Taking advantage of a cosmic loophole called gravitational lensing, the Hubble telescope helped researchers identify a new star.

This image composite shows the discovery of the most distant known star using the NASA/ESA Hubble Space Telescope.

Courtesy of NASA/ESA and Patrick Kelly

This image composite shows the discovery of the most distant known star using the NASA/ESA Hubble Space Telescope.

Wesley Hortenbach

A University of Minnesota-led research team spotted a star 9 billion light years away — the farthest star ever seen.

The discovery of the star Icarus, published in the journal ‘Nature Astronomy’ earlier this month, introduced a way for astronomers to look at singular stars in far-off galaxies. Scientists say these observations give a detailed analysis of the qualities of stars that have existed for billions of years. 

Because the star is so far away and its light takes nine billion years to reach Earth, the star looks as it did when the universe was less than a third of its current age which is much earlier than ever before.

“I think this is the craziest thing because before we could only see singular stars from nearby galaxies like Andromeda or Milky Way,” said Patrick Kelly, a University astrophysics professor who led the international team of scientists.

Icarus is 100 times further from Earth than the next-closest star ever observed.

Astronomers can see this individual star because its light has been highly magnified by an intervening galaxy cluster through a process called gravitational lensing, said Liliya Williams, University professor in the Minnesota Institute for Astrophysics.

Any type of camera, from a smartphone to a telescope, requires photons — particles of light — to see, said Lawrence Rudnick, professor of astrophysics, who is in charge of the telescope in Tate Hall.

“The further something is away from us in space, the more the light is spread out,” Rudnick said. “The key with telescopes lenses is that they work by increasing the amount of light they capture.”

Before this discovery, astronomers could only observe far-away stars within clusters.
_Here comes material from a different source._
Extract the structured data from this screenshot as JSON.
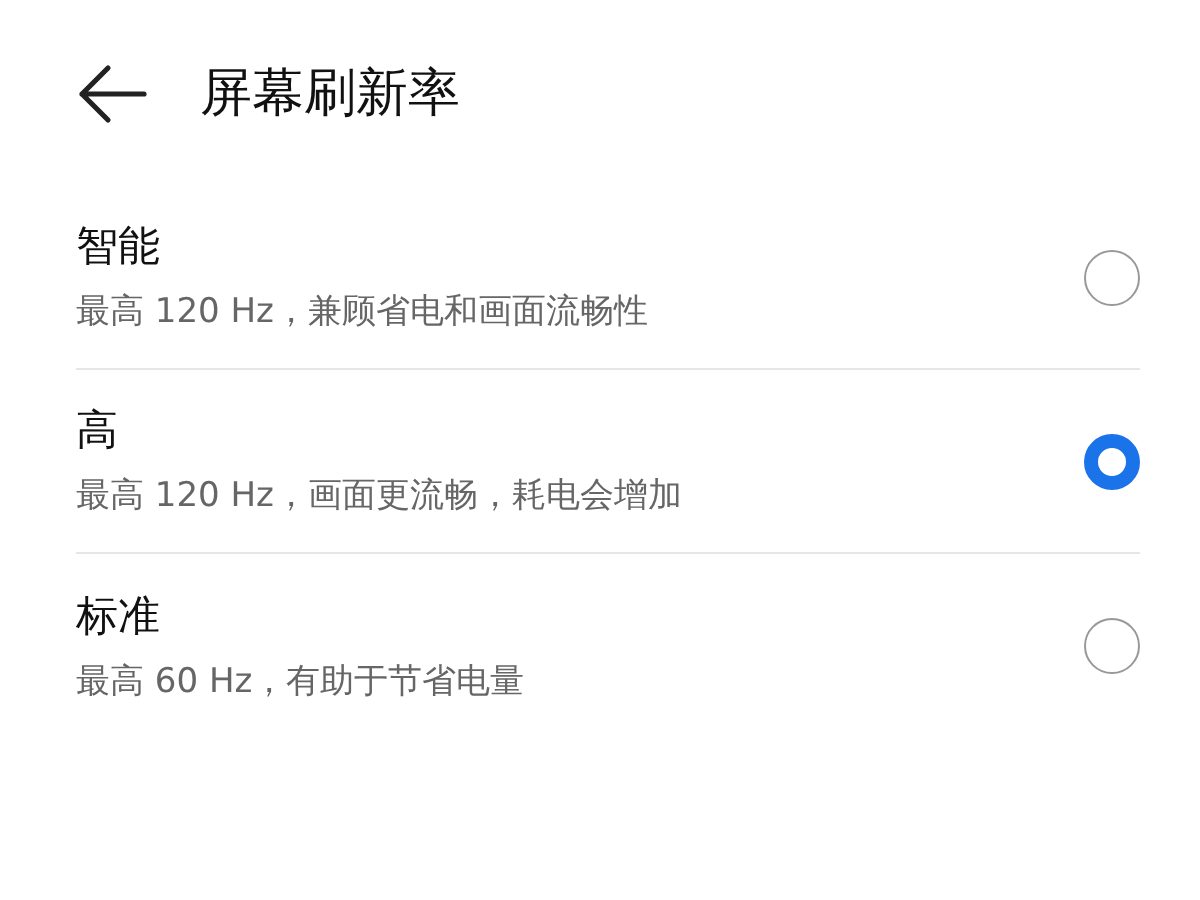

The ability to see each individual star allows scientists to learn more about each star’s brightness, along with other characteristics that inform perceptions of what the universe was like earlier in its history.
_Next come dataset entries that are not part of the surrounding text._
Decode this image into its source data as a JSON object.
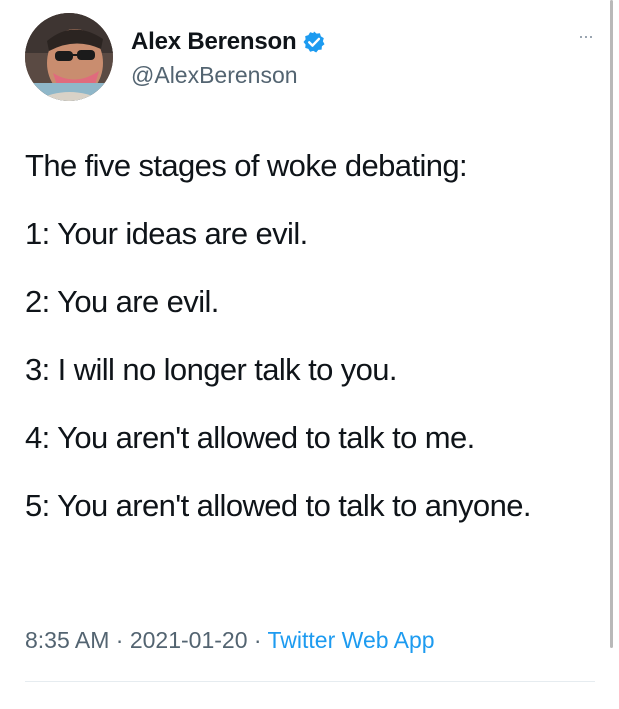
{
  "tweet": {
    "author": {
      "display_name": "Alex Berenson",
      "handle": "@AlexBerenson",
      "verified": true,
      "avatar_icon": "profile-photo"
    },
    "more_label": "···",
    "lines": [
      "The five stages of woke debating:",
      "1: Your ideas are evil.",
      "2: You are evil.",
      "3: I will no longer talk to you.",
      "4: You aren't allowed to talk to me.",
      "5: You aren't allowed to talk to anyone."
    ],
    "meta": {
      "time": "8:35 AM",
      "separator": " · ",
      "date": "2021-01-20",
      "source": "Twitter Web App"
    }
  },
  "colors": {
    "text": "#0f1419",
    "secondary": "#536471",
    "link": "#1d9bf0",
    "verified_badge": "#1d9bf0"
  }
}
“Even though it seems less efficient to observe the universe one star at a time, it’s like if people on a different planet used a telescope to look at Minneapolis,” Kelly said. “You might see more looking at the entire city, but you would learn a lot more about the city from observing individual people.”

The ability to test single stars also sheds light on the makeup of dark matter. A popular hypothesis is that dark matter is made of black holes, but the better understanding of star characteristics is likely to rule that out and instead support the hypothesis that dark matter is smoothly distributed throughout the cosmos, Williams said.

In the 1990s, astrophysicists used gravitational lensing to see far-away galaxies, but the technique has since been neglected by many scientists, Kelly said.

“There were theoretical papers about this published 20 years ago, but no one really noticed or cared because they didn’t think it was possible,” Williams said. “We were caught off guard, but in a good way.”

Finding this star sets a precedent for more frequent discoveries in the future, scientists say. Kelly’s paper is the first in a collective goal among astronomers to document the details of every star in order to create a census of the universe.

“All of what astrophysics is, is understanding the world we live in,” Williams said. “There’s no useful information from this. You can’t make microwaves from discovering stars. This is to satisfy our curiosity about the universe.”